Re: What does addition operation on RVs mean?
Hello,

Basically, the RV takes some values. Suppose you have X following a Bernoulli distribution (the most simple) with parameter p.
Then P(X=0)=1-p and P(X=1)=p.
What is the distribution of Y=aX+b ? Its only possible values will depend on those of X : a*0+b=b and a*1+b=a+b.
So P(Y=b)=P(a*X+b=b)=P(X=0)=1-p and P(Y=a+b)=p.
• Nov 7th 2011, 02:25 AM
rebghb
Re: What does addition operation on RVs mean?
Alright yeah I was always thinking that an RV, for instance X, is only an abstraction.

Thanks!
• Nov 7th 2011, 03:53 AM
Moo
Re: What does addition operation on RVs mean?
The real definition of a rv is that it's a function that goes from $\displaystyle \Omega$ (the set of all events) and $\displaystyle \mathbb R$ for example (it could be $\displaystyle \mathbb C$ as well).

When one actually write $\displaystyle X$, it's $\displaystyle X(\omega), \omega \in\Omega$.
When you write a*f(x)+b it's the same.

A probability P measures the 'quantity' of $\displaystyle \omega$ such that the event is realised : $\displaystyle P(X=5414775)=P(\omega ~:~ X(\omega)=5414775)$. Here, the event is {X=5414775}.
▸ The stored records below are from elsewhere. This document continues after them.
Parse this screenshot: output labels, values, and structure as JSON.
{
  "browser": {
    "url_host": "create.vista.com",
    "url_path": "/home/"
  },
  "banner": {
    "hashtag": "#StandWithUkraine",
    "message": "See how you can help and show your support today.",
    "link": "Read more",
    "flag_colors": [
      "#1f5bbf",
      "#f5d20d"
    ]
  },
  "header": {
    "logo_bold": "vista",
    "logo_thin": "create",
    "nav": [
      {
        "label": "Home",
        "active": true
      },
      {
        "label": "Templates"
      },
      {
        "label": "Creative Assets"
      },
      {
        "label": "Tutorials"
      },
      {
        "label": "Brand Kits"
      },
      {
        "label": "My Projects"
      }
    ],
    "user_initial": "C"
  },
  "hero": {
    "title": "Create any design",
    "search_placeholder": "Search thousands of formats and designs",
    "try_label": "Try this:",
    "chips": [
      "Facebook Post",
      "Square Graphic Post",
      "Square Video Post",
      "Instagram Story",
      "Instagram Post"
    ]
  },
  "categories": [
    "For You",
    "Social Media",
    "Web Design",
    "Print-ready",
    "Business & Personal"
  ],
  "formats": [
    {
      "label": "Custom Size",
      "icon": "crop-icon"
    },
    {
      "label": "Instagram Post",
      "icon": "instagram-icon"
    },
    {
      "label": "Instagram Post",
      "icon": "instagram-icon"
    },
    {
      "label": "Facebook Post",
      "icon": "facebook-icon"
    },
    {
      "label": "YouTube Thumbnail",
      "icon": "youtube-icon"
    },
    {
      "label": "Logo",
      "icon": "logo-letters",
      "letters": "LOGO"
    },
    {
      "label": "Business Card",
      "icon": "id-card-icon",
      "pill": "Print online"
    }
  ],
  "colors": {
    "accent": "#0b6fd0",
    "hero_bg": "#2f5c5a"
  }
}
I'm trying to give you a deeper explanation, if you don't understand, don't worry you'll know it in time if you continue studying probability :)
• Nov 7th 2011, 07:09 AM
rebghb
Re: What does addition operation on RVs mean?
Well I'm studying about random processes right now :D

You know it's always technical around here, very mechanic. I know my way around RVs, integrals, etc. but I only started to learn how they popped up a while after I first got to learn them.

Thanks again :)